Based on a contemporary record, Wolcott says the dimensions of Fort Nassau are 58 feet across the quadrangle, surrounded by an 18-foot moat. That poses higher probability of finding something.
ABOUT THE PROPOSED PLANT
Global Companies, a unit of Global Partners, based in Waltham, Mass., plans to build a 2,600-square-foot facility at the port’s rail yard to heat crude as it is pumped out of rail cars and into storage tanks. The oil will then be shipped out on barges headed downriver toward refineries on the east coast. Global’s application does not specify what kind oil would be heated, but many worry it will be volatile tar sands from Canada.
The proposed boiler plant will have to be reviewed by the Albany Planning Board, and will be subject to an archaeological review. If handled correctly, with sensitivity to the historical importance of this structure, a compromise could be achieved that would save the fort, Rittner said.
“If they find this fort, you can preserve it,” Rittner said. “You can design the plant so that it incorporates the fort into the site plan. You can display any artifacts in a structure on site, or move them to the museum. But you can also expose part of the fort for the public to go see. This is located in a place that is easily accessible to the public and near a public park.”
Wolcott and Rittner are 100 percent opposed to anything being constructed over the ruins of the fort if they are found.
The next planning board meeting is scheduled for Feb. 20, but so far the proposed boiler plant does not yet appear on the agenda. That means there’s still time for the City of Albany to advocate for the best possible outcome, Rittner said.
MAJOR HERITAGE TOURISM DOLLARS AT STAKE
“Heritage tourism is one of the biggest industries in America. Heritage tourists stay an extra day or two and spend up to $600 more than average tourists. The stats are there. The economy is there. And we do next to nothing to promote our heritage in this region,” Rittner said. “Gettysburg rakes in more money in heritage tourism than all of the Capital District sites combined, and all they have is a Civil War Battlefield – we have 400 years of history here. What we do instead is find the sites and put parking lots on top of them. Then the politicians complain: ‘I don’t know why we don’t get tourists here.’ My response is: ‘Well we’ve got plenty of places for them park. But what they want to see is underneath.’”
Don Rittner was the City Archaeologist for Albany from 1973 to 1979, the first position of its kind in the United States, during the Erastus Corning II administration.

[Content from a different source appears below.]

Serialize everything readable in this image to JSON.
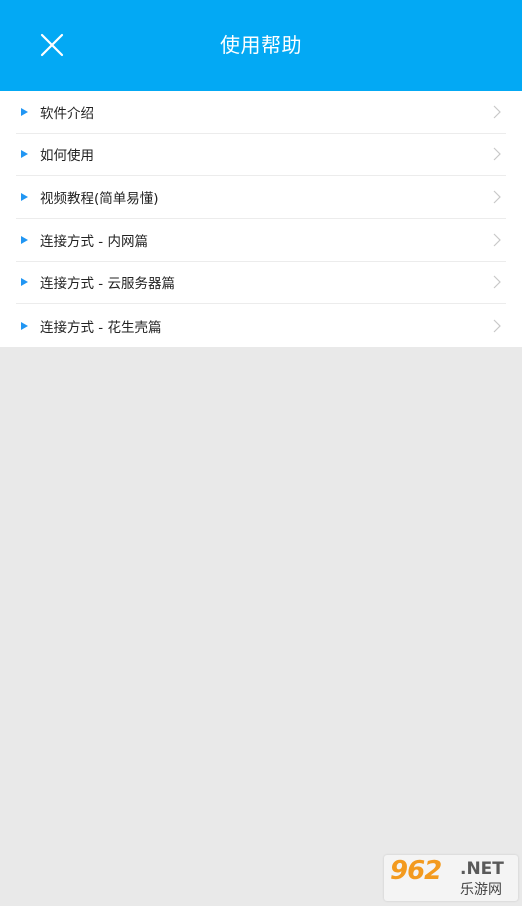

The City Charter for Albany calls for a City Archaeologist to “advise the Mayor, the Common Council, the Historic Resources Commission, the Planning Board, the Board of Zoning Appeals, the Commissioner of Public Safety the Division of Building and Codes, the Engineering Department, and the Planning Department on archaeological matters in the City of Albany,” — Section 7. Section 42-360(A) of Part 35 (Office of the City Archaeologist) of Chapter 42 of the Code of the City of Albany.
The city budget has annually allocated $55,000 for the position, but that position has been unfilled for years.
“Albany is opening itself up to major lawsuits,” Rittner said, with respect to archaeological sites. “But lawsuits can’t bring back what is destroyed. We must be sure this site is preserved, now.”
CALL TO ACTION
Concerned citizens from any area are encouraged to write a letter to the city planning board at:
The Department of Development & Planning
21 Lodge Street Albany, NY 12207
P: (518) 434-2532 | F: (518) 434-9846
For more information on Fort Nassau and the proposed boiler plant, read Don Rittner’s Times Union Blog posts:
- “Boiling plant threatens the most important historic archeological site in the Northeast United States,” (Jan. 26, 2014)
- “North Dakota’s Crude Trick on Albany” (Jan. 19, 2014)
HIGH RESOLUTION IMAGES
For historical maps and details showing Fort Nassau, visit: